I must say that your tutorials are very interesting and useful :3 thanks for sharing :hugs:
One quick thing you might be planning on doing is talking about the head-to-body ratio. That helps for non-action poses a lot, which is what most starters are gonna try.
The human body is typically 7.5 head heights tall (8 head for royalty or superheroes in drawings, oddly enough). And, since most of us are drawing humanoid or anthro characters, I would stick close to that ideal. You've got a little more wiggle room with anthro characters, but I wouldn't make them shorter than 6.5 heads or taller than 8 heads, otherwise it gets too off-putting.
If you're working with canine non-anthros, the head to body would be something like ~3.5 heads long from snout to rump, a few more lengths for cats (~6), Horses (~5). Of course, this is a thread for anthro characters, but that might be helpful for a plausible length of the head for those anthros.
There's an entire thread already on the subject.
Luckily, I have the advantage of blaming that goof on my noobitude.
EDIT: doesn't explain why I didn't see it in the stickies, though. Hahaha
Humans have a natural curvature to our spines. It's curved this way for optimum balance and weight distribution.
In a plantigrade furry, nothing changes, except for the addition of a tail. Since he's already perfectly balanced, the tail (which is an extension of the spine) would be purely cosmetic.
But with this spine curvature in a digitigrade furry, he's totally off balance, and in danger of falling on his face, even with his tail held outward for balance.
Because he's got the lower leg structure of a quadrupedal animal, he'd have to have the same spine curvature to keep himself balanced. With his spine arched outward, his centre of gravity is pushed back over his hips, rather than over his knees.
Even in this case, his tail would still likely be used for balance, and so it would also be more compact and dense than it might be normally.
Can I make a technical correction to one of the arguments about feet?
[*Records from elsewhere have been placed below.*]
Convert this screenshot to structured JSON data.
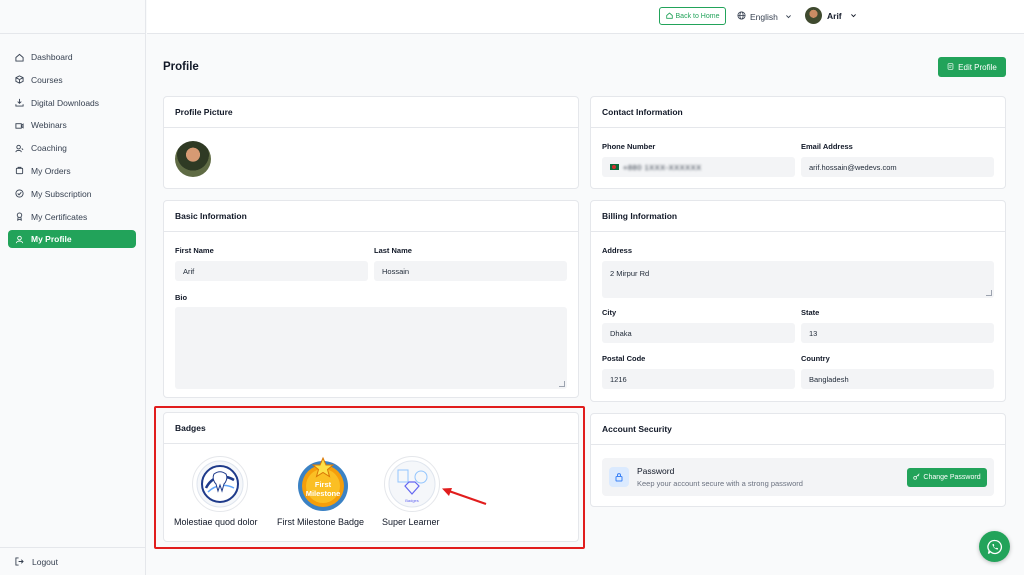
{
  "sidebar": {
    "items": [
      {
        "label": "Dashboard",
        "icon": "home-icon"
      },
      {
        "label": "Courses",
        "icon": "cube-icon"
      },
      {
        "label": "Digital Downloads",
        "icon": "download-icon"
      },
      {
        "label": "Webinars",
        "icon": "video-icon"
      },
      {
        "label": "Coaching",
        "icon": "coaching-icon"
      },
      {
        "label": "My Orders",
        "icon": "cart-icon"
      },
      {
        "label": "My Subscription",
        "icon": "check-circle-icon"
      },
      {
        "label": "My Certificates",
        "icon": "award-icon"
      },
      {
        "label": "My Profile",
        "icon": "user-icon",
        "active": true
      }
    ],
    "logout_label": "Logout"
  },
  "header": {
    "back_home_label": "Back to Home",
    "language": "English",
    "user_name": "Arif"
  },
  "page": {
    "title": "Profile",
    "edit_label": "Edit Profile"
  },
  "profile_picture": {
    "title": "Profile Picture"
  },
  "basic_info": {
    "title": "Basic Information",
    "first_name_label": "First Name",
    "first_name": "Arif",
    "last_name_label": "Last Name",
    "last_name": "Hossain",
    "bio_label": "Bio",
    "bio": ""
  },
  "badges": {
    "title": "Badges",
    "items": [
      {
        "label": "Molestiae quod dolor"
      },
      {
        "label": "First Milestone Badge",
        "badge_text": "First Milestone"
      },
      {
        "label": "Super Learner",
        "badge_text": "Badges"
      }
    ]
  },
  "contact": {
    "title": "Contact Information",
    "phone_label": "Phone Number",
    "phone_value": "+880 1XXX-XXXXXX",
    "email_label": "Email Address",
    "email_value": "arif.hossain@wedevs.com"
  },
  "billing": {
    "title": "Billing Information",
    "address_label": "Address",
    "address": "2 Mirpur Rd",
    "city_label": "City",
    "city": "Dhaka",
    "state_label": "State",
    "state": "13",
    "postal_label": "Postal Code",
    "postal": "1216",
    "country_label": "Country",
    "country": "Bangladesh"
  },
  "security": {
    "title": "Account Security",
    "password_title": "Password",
    "password_desc": "Keep your account secure with a strong password",
    "change_label": "Change Password"
  },
  "colors": {
    "accent": "#22a35a",
    "highlight": "#e11d1d"
  }
}
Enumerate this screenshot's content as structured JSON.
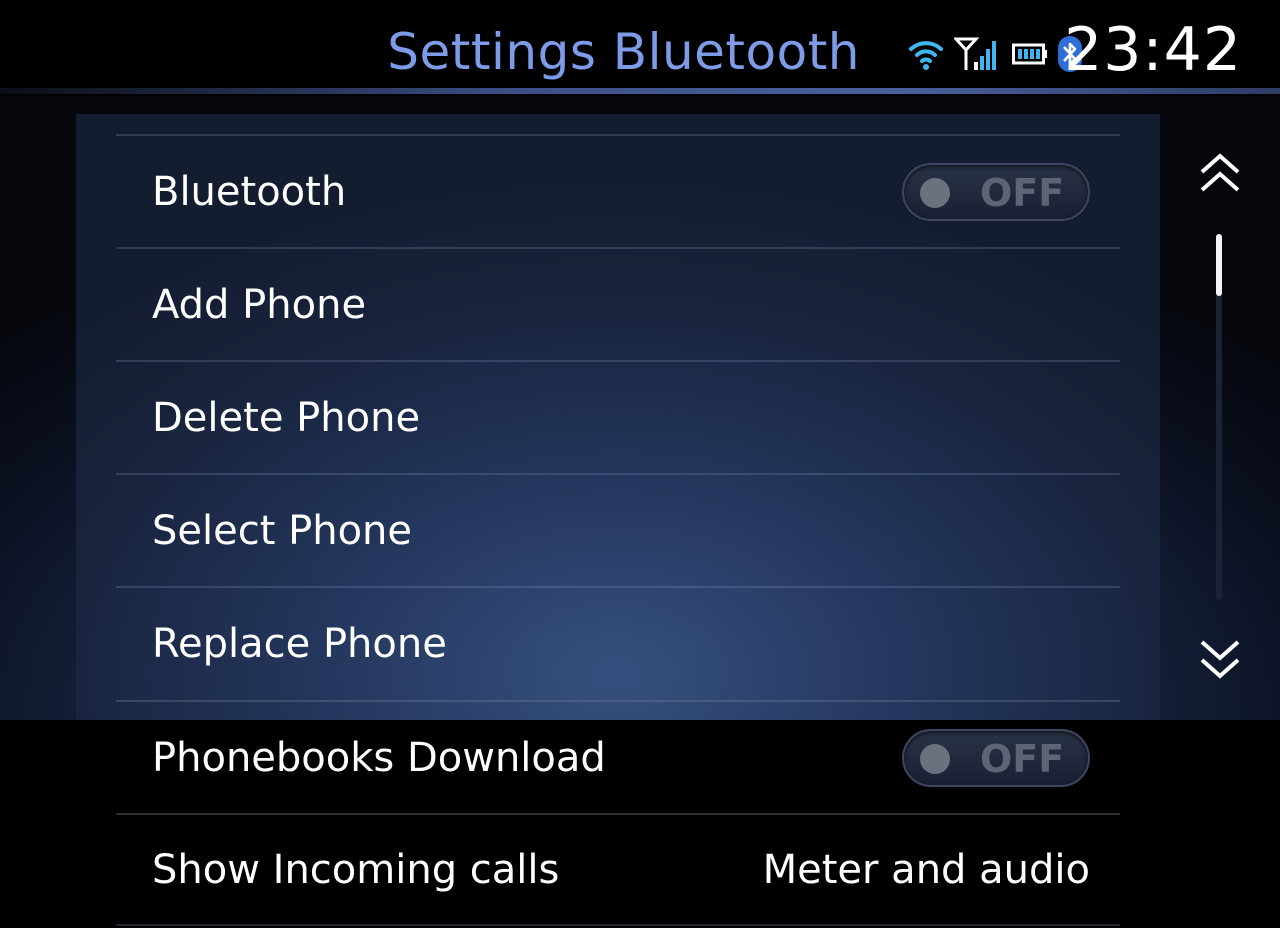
{
  "header": {
    "title": "Settings Bluetooth",
    "clock": "23:42",
    "status_icons": [
      "wifi-icon",
      "cellular-signal-icon",
      "battery-icon",
      "bluetooth-icon"
    ],
    "title_color": "#7d9be8"
  },
  "settings": {
    "items": [
      {
        "label": "Bluetooth",
        "control": "toggle",
        "state": "OFF"
      },
      {
        "label": "Add Phone"
      },
      {
        "label": "Delete Phone"
      },
      {
        "label": "Select Phone"
      },
      {
        "label": "Replace Phone"
      },
      {
        "label": "Phonebooks Download",
        "control": "toggle",
        "state": "OFF"
      },
      {
        "label": "Show Incoming calls",
        "value": "Meter and audio"
      }
    ]
  },
  "scroll": {
    "up_icon": "double-chevron-up-icon",
    "down_icon": "double-chevron-down-icon",
    "position_fraction": 0.0,
    "visible_fraction": 0.17
  },
  "colors": {
    "accent": "#7d9be8",
    "toggle_off_text": "#5e6474"
  }
}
Let's see, somewhere around this....
A digitigrade furry's center of gravity doesn't strictly need to center over the knees or hips, but if it's intended to be a balanced pose then the center of gravity must be centered over the toes, the points which actually contact the ground. If this is the case then the posture is balanced, by definition, regardless of all other arguments.
And of course, just because a digitigrade furry has the lower legs resembling an animal's doesn't mandate him to have the spinal curvature of one. After all, animal spines are optimized for horizontal orientation, and the furry is vertically oriented. The only good references we have for vertically oriented spines are ... well, us homo sapiens.
"Awkward" and "off-balance" are not, technically speaking, the same thing. But yes, an upright subject's center of mass tends to settle around the waist/hip area (insert obesity jokes here), so the hips are a useful guide as to where to place the toes. Visualize a straight line from the hip to the ground, and that's where the leg+foot starts and ends, regardless of digitigrade or plantigrade.The design is still horribly flawed, though. It's all fine to have the centre of balance above the toes, but if the toes are forward of the hips, as they'll tend to be at that sort of stance, the character is off-balance all over again.
"Awkward" and "off-balance" are not, technically speaking, the same thing. But yes, an upright subject's center of mass tends to settle around the waist/hip area (insert obesity jokes here), so the hips are a useful guide as to where to place the toes. Visualize a straight line from the hip to the ground, and that's where the leg+foot starts and ends, regardless of digitigrade or plantigrade.
And of course, if the creature is standing upright, it's safe to assume their legs will be as fully straightened as possible, to reduce the amount of load the leg muscles must bear to maintain that posture.